There are a heap of resources and posts online documenting people’s experiences and inspirations for NaNoWriMo, if you’re not sure about participating, have a look and you’ll be able to get a better idea of whether it’s for you.
Almost everyone has thought about writing a novel at some stage. Everyone has an idea in mind, a story they’d love to get down but they never have the time to actually do it. NaNoWriMo is a great initiative to help give people that push, that impetus they need to get it down – and it’s only for a month, you only have to make the commitment to write for 30 days. The bottom line is that a writer writes. That’s what you do – if you’re not writing, you’re not a writer. NaNoWriMo could be the first step towards getting your story together, to making something from nothing, creating a whole world of characters and happenings, right there on your screen. It all starts with you and the blank page.
If you’ve ever thought about it, maybe this year’s the one that you actually sign up.
I caught up with a writer friend today and we were talking about the difficult commercial realities of being a writer, particularly in with the current state of the publishing industry. This is an issue that’s being discussed in many writing communities at the moment (including here), and being felt by the media industry in general – with so much content available for free online, it’s harder and harder to afford to make a career out of writing, or indeed, any artistic pursuit.
One of the things we went on to discuss was the state of consumption, and how media consumption may be changing the publishing industry. We generally have an accepted story structure in mind when we view things, based on movies we’ve seen and books we’ve read. We know there’s a beginning, middle and end and we have a good feel for what should happen in between, and this is how it’s always been, according to Joseph Campbell and other academics.
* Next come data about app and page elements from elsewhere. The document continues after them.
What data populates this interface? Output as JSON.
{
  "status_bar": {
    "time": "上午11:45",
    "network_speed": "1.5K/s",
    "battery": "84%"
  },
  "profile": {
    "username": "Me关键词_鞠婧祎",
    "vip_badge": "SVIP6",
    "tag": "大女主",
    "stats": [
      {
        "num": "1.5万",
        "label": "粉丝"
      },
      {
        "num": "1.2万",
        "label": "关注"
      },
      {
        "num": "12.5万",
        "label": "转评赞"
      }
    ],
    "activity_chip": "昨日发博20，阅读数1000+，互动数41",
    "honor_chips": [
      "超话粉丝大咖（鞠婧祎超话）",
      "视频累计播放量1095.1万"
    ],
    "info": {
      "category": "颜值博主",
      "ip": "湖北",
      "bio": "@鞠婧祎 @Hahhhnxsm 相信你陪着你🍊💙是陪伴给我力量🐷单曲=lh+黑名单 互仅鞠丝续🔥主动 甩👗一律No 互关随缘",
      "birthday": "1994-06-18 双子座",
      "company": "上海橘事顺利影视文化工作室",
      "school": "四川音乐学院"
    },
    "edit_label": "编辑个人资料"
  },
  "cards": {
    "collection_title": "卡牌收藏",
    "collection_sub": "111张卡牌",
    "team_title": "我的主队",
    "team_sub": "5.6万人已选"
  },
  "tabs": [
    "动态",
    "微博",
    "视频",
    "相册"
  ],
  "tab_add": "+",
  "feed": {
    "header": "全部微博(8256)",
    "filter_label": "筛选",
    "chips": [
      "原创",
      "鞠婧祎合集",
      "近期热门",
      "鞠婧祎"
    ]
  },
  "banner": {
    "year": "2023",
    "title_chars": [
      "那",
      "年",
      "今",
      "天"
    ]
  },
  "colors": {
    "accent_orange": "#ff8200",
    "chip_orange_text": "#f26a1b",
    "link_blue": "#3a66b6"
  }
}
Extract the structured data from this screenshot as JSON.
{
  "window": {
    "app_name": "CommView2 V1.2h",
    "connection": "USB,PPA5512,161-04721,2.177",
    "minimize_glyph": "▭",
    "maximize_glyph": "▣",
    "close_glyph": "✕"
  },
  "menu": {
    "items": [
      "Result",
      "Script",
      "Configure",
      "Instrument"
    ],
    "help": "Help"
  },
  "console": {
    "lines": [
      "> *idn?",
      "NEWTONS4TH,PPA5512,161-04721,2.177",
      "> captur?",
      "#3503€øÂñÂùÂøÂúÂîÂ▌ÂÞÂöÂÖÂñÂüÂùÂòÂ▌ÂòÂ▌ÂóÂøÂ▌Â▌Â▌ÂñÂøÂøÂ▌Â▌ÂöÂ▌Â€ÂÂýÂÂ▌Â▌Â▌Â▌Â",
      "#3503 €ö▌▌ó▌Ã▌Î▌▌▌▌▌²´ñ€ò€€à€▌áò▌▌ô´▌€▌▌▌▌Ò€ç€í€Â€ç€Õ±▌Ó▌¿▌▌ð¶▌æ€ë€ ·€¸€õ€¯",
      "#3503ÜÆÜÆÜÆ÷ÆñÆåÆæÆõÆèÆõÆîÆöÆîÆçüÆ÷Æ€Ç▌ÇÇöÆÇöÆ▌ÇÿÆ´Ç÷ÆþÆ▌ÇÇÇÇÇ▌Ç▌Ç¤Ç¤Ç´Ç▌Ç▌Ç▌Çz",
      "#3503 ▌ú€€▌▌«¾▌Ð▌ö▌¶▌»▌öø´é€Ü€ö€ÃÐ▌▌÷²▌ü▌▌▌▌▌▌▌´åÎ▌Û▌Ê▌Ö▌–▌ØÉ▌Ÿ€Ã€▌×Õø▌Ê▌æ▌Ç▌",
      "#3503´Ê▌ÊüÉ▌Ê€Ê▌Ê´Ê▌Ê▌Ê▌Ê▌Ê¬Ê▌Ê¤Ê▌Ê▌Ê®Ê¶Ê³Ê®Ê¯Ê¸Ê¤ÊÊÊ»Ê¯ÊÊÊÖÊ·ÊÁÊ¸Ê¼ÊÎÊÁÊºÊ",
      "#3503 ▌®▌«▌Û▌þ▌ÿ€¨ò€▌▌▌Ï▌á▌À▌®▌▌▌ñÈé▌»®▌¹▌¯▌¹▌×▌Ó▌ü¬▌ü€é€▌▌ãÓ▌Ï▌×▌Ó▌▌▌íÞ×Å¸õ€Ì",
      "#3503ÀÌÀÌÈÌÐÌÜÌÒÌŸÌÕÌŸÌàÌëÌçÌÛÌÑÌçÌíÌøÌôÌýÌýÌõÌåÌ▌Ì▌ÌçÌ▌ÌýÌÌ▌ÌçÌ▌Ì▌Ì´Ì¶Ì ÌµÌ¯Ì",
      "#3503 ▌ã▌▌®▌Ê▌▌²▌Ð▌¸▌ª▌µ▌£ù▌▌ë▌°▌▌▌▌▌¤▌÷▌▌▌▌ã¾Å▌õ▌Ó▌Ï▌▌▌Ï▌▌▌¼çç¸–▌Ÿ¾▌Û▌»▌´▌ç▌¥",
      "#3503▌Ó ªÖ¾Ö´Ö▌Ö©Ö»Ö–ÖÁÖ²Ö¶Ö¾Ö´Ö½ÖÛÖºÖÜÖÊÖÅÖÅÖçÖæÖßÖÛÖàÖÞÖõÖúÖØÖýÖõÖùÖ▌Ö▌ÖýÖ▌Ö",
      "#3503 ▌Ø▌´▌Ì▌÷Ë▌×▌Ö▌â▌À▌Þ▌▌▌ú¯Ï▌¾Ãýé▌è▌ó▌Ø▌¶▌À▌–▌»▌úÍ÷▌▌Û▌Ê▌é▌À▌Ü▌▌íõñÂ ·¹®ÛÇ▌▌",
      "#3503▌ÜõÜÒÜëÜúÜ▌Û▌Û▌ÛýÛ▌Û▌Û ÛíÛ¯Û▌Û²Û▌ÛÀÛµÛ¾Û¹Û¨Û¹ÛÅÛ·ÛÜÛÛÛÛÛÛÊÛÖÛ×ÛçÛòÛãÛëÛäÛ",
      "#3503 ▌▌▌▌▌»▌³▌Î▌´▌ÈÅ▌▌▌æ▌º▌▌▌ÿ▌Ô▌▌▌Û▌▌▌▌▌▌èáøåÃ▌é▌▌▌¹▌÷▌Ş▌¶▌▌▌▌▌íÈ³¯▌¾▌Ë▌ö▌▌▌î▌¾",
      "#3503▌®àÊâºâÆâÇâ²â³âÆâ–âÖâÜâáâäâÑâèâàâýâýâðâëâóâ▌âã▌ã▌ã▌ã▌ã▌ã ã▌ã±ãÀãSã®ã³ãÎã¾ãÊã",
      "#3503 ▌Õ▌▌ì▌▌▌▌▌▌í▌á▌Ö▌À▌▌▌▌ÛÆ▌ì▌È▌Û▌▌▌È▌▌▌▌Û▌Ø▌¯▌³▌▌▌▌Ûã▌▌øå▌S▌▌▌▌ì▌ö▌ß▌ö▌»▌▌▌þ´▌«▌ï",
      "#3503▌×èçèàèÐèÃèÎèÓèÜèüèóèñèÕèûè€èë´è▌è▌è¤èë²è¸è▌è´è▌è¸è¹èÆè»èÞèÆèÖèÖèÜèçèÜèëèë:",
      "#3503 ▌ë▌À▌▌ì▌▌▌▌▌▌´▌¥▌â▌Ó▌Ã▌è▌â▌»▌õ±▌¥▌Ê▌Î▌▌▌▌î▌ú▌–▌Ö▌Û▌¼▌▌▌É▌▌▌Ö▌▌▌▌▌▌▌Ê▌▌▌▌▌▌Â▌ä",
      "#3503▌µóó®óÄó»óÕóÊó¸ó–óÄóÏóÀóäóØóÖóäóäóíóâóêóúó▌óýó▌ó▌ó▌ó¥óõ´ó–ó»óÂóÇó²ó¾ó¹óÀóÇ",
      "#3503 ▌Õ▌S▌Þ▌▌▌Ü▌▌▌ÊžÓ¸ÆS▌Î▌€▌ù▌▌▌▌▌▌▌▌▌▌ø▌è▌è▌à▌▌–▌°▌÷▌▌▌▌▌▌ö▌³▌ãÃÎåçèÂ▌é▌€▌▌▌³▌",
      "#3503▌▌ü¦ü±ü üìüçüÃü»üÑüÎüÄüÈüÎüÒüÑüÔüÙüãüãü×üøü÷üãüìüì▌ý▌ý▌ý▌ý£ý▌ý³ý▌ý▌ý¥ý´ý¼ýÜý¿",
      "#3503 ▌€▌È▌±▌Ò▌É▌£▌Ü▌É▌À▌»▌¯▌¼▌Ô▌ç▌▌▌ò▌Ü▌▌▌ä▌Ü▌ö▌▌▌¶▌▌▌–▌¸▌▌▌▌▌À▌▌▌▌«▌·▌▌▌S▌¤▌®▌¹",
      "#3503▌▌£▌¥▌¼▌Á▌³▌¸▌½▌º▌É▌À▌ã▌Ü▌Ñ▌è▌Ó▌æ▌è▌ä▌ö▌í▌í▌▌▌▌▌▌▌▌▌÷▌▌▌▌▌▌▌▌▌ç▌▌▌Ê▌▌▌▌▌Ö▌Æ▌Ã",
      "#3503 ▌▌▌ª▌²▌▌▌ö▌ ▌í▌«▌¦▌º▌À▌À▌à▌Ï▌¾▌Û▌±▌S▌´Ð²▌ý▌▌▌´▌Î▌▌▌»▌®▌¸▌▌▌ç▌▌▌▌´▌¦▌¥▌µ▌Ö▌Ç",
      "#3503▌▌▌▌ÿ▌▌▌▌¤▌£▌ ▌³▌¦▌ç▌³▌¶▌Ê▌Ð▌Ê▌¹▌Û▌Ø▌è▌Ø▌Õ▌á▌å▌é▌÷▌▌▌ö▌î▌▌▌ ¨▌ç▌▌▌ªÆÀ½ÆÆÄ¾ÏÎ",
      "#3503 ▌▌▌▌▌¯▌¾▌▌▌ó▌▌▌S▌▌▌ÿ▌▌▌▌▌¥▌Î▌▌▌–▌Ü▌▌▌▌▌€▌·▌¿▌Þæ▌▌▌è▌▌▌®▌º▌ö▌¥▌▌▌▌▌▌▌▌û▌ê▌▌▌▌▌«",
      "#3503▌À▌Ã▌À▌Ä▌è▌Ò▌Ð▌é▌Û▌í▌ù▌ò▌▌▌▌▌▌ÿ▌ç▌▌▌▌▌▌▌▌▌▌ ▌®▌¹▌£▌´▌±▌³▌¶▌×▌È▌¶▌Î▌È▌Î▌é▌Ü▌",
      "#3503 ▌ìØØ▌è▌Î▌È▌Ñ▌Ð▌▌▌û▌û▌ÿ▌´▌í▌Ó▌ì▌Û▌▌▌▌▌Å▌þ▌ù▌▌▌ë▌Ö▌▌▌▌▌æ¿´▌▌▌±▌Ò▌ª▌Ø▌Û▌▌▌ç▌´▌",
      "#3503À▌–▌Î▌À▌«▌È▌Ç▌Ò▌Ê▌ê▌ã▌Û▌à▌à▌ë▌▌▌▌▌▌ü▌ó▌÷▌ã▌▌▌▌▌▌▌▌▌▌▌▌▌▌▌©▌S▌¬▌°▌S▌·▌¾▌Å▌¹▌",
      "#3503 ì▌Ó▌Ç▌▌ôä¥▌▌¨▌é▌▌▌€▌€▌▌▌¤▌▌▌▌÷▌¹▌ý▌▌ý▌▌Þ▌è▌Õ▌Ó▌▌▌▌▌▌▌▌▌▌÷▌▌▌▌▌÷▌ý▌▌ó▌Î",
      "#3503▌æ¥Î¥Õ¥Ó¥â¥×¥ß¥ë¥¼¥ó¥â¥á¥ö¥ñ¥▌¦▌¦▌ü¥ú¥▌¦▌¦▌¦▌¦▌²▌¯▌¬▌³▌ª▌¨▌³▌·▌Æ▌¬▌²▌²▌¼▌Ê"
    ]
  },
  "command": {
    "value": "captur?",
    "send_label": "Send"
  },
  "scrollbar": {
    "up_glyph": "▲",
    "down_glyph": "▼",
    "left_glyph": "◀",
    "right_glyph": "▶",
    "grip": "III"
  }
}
But it feels like we may be on the cusp of a change to the way writing and story structure is accepted.
I noted this when my three year old son was watching Superman clips on YouTube. I was watching him as he clicked through, and he got onto some of the old Christopher Reeve Superman clips, and he loved them. This prompted me to get out the orginal Superman movie to show him, thinking he’d be excited by it. But he was totally bored by the storyline. ‘Find Superman’ he said, handing me the remote to fast-forward through. Granted, he’s a three year old, so he’s not really into storylines so much, but maybe his approach is indicative of a shift. He’ll never need to sit through the boring parts, he has YouTube. Maybe he’ll grow up with a different story progression in mind because of this. Maybe, the entire way we view films and books will need to change with the next generation.
I’m sure we’ve already seen examples of this – those Transformers films make almost no sense, but they are constant highlights. It’s possible that that’s what we’ll see more of, highlight reel films and that will inform the next generation.
Now, I don’t think that will mean the death of storytelling – I think there’s actually examples in the past year of a resurgence in film story – but I do think it’s something that will drive the commercial reality of being a writer, and may become another barrier for us to climb over, which is unfortunate. I believe we’re already missing out on some great novels even being produced because writers cant afford to write them. I believe that’s the main reason most authors only ever publish one book. And it’s a shame that we can’t (or haven’t yet been able to) find better structures to ensure literature and the arts are better funded so we don’t miss out on potentially great work.
There are discussions on this, I know, and hopefully they do lead to more opportunities for artists to survive amidst the ever-mounting commercial pressures.